◆ Work item
Pull each line containing "Обработка" from the data.
*** Opening of Data shown ***
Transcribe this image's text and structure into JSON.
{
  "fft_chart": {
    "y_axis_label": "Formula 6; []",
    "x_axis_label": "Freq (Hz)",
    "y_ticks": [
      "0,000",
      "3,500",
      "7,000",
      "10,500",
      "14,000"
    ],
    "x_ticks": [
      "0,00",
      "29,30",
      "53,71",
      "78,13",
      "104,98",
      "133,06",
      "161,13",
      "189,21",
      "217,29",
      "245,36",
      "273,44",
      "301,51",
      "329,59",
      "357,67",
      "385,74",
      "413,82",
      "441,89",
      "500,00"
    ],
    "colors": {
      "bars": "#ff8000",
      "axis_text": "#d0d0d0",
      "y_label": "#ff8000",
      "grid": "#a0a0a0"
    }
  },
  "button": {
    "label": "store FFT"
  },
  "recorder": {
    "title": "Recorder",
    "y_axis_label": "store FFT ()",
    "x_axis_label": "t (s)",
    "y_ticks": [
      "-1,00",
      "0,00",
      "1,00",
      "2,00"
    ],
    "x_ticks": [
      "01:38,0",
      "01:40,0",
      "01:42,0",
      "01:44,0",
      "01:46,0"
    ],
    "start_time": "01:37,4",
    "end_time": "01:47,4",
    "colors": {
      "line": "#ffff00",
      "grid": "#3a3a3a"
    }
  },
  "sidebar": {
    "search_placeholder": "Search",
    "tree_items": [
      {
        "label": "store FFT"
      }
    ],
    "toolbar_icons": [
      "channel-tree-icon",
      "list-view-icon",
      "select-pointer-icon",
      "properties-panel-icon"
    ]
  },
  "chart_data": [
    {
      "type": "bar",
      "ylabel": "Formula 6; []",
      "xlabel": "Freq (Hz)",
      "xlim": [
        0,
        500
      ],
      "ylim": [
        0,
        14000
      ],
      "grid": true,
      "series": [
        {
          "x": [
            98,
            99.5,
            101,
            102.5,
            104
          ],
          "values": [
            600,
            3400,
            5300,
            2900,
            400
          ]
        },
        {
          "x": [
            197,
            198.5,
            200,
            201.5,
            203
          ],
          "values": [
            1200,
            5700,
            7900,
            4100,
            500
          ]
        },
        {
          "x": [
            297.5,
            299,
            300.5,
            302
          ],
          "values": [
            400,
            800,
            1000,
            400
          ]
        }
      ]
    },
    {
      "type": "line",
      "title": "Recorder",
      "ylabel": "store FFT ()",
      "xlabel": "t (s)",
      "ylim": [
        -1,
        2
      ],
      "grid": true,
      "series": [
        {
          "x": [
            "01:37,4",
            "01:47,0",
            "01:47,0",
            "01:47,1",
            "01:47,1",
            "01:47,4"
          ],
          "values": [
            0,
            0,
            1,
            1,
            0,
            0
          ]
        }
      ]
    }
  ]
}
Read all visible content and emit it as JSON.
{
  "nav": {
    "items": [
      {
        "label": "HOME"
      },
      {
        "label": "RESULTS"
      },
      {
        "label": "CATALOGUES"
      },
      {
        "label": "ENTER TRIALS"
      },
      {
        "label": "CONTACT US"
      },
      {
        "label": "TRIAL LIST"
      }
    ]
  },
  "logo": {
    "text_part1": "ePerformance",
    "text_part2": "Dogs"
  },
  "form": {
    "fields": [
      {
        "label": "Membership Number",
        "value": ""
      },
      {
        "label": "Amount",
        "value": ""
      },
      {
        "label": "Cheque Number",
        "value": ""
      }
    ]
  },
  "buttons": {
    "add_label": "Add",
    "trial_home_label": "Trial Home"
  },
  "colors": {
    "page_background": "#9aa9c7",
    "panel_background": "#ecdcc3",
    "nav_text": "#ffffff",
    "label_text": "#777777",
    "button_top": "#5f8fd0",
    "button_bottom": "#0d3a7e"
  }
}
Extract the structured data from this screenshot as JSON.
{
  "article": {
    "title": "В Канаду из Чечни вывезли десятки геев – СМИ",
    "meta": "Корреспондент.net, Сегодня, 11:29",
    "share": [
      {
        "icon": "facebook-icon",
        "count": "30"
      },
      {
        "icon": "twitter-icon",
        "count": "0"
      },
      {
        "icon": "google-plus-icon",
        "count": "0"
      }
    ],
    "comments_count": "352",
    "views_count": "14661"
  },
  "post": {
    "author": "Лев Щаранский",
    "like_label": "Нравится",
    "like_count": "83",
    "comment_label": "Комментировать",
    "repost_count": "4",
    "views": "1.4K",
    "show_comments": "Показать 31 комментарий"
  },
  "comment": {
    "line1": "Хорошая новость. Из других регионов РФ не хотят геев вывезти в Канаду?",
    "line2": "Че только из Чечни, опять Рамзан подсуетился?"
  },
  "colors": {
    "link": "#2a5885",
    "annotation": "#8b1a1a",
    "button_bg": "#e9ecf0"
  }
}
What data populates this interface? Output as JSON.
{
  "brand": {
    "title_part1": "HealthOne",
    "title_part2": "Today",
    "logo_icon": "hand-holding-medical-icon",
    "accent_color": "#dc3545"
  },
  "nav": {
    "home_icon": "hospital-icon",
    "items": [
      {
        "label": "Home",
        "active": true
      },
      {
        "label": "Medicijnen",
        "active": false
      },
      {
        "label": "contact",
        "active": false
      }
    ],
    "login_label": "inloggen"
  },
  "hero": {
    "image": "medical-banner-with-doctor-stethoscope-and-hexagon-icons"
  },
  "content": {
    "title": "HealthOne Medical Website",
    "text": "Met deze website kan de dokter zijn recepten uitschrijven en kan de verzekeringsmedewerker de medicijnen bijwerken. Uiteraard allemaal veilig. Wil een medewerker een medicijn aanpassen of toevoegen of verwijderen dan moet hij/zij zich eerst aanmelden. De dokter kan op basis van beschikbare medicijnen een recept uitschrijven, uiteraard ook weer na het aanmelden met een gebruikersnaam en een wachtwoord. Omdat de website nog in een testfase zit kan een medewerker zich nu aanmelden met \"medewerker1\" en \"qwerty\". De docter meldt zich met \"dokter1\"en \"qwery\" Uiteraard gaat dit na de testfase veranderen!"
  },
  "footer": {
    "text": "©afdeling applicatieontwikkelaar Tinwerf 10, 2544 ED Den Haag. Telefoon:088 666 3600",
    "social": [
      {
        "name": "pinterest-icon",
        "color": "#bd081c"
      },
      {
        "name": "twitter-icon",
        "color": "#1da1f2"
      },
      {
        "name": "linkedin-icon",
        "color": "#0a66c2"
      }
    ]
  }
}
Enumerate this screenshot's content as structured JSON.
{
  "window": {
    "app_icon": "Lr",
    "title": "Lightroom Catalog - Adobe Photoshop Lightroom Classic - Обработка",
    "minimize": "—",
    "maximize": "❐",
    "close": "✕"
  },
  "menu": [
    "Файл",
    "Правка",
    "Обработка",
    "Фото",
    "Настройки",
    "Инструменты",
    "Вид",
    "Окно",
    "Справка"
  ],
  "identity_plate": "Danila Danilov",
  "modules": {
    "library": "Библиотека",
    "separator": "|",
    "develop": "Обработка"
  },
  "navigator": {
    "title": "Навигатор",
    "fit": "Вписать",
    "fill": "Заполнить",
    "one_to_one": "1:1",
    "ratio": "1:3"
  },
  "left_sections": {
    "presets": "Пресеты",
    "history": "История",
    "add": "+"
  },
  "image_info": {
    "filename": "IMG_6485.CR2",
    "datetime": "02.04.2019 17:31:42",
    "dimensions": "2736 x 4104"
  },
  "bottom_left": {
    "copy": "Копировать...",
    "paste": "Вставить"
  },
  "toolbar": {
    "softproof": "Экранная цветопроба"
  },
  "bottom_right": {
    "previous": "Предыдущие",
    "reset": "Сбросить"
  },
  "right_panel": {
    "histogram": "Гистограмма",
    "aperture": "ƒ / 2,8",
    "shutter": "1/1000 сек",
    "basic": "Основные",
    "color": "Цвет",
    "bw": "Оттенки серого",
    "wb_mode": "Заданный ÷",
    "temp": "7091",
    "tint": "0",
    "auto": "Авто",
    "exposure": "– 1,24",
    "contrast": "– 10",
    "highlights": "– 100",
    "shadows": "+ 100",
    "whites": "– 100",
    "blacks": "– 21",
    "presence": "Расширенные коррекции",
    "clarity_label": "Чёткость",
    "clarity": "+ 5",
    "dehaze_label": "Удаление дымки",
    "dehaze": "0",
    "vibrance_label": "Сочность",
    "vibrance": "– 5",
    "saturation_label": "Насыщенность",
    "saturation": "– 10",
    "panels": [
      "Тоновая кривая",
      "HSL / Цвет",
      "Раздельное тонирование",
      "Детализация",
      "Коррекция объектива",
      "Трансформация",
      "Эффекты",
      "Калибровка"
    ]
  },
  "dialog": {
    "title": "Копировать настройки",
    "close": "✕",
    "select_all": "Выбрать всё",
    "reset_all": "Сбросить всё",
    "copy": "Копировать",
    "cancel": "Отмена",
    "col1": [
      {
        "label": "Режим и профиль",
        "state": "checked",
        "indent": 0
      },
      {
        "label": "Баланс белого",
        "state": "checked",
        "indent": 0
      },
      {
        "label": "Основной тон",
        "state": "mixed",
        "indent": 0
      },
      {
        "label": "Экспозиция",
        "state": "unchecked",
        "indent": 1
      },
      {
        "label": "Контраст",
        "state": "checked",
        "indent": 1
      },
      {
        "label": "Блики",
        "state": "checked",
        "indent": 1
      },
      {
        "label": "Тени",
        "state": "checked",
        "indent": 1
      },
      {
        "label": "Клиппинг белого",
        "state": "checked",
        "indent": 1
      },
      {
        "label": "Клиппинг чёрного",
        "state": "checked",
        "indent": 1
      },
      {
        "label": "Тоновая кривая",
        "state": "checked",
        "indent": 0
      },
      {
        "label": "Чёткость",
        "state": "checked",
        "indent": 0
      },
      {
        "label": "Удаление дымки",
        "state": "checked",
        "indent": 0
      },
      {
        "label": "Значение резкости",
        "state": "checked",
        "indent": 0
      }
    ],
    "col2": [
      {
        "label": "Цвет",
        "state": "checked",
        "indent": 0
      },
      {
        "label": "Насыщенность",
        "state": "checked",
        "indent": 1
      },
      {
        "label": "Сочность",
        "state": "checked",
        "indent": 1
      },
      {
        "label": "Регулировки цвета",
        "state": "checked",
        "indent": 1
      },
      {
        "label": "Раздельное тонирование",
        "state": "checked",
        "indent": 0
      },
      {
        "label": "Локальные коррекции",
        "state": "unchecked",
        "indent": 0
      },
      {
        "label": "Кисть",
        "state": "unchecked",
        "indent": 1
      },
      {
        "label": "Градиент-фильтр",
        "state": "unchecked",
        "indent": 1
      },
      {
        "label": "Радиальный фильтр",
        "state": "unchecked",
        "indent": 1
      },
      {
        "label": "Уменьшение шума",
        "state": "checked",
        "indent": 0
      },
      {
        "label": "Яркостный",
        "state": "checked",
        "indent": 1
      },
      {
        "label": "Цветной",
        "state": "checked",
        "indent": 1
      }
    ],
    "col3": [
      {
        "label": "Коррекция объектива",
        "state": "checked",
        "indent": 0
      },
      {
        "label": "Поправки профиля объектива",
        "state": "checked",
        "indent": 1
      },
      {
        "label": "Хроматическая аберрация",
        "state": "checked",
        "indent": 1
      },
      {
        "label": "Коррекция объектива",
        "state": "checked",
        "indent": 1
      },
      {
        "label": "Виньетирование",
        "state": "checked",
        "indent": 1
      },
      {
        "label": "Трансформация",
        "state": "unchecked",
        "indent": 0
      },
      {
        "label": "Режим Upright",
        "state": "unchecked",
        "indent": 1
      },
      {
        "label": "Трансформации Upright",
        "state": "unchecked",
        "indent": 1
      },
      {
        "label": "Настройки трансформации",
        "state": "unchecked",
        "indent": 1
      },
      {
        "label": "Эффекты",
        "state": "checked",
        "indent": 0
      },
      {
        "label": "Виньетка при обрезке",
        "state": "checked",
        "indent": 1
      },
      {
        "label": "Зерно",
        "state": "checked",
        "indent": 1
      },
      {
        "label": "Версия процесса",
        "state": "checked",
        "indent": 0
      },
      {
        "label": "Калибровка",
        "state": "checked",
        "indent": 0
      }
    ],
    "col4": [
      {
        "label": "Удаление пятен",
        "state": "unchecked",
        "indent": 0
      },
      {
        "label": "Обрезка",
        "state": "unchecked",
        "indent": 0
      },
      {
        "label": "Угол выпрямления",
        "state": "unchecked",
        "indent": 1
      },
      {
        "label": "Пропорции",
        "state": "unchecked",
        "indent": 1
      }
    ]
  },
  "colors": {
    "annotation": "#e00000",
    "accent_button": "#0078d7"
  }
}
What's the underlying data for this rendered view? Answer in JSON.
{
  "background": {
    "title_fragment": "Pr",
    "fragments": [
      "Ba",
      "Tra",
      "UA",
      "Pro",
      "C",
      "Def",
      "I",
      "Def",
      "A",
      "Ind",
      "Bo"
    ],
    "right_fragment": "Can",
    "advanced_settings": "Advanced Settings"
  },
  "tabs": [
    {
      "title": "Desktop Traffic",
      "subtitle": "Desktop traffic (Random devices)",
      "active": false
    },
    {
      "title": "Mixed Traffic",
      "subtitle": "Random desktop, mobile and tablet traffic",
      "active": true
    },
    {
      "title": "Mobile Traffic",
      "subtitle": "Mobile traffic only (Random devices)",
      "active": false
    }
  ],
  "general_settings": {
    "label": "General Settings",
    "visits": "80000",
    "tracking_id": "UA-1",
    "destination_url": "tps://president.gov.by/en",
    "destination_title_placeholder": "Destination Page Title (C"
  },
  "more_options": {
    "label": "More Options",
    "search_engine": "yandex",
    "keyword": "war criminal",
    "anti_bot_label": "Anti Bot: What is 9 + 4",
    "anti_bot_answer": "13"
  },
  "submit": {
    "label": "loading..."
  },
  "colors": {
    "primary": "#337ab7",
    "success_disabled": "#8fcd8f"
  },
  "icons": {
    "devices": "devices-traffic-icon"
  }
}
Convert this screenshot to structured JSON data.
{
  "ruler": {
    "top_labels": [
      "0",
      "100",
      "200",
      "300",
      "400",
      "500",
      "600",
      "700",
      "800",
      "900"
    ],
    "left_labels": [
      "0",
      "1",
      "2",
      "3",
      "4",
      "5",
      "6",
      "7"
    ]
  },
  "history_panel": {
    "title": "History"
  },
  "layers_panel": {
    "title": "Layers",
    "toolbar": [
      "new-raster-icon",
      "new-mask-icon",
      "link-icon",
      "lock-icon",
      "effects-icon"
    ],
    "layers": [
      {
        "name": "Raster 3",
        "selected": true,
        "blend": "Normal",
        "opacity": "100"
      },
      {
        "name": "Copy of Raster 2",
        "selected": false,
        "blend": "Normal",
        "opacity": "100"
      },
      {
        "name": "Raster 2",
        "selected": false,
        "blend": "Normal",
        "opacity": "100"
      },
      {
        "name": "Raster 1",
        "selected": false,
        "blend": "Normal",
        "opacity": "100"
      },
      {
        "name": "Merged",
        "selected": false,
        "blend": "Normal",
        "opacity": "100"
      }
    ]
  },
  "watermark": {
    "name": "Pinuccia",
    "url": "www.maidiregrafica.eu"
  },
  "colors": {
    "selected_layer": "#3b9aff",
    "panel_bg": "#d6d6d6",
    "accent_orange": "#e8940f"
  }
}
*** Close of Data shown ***
◆ Answer box
    "title": "Lightroom Catalog - Adobe Photoshop Lightroom Classic - Обработка",
    "Обработка",
    "develop": "Обработка"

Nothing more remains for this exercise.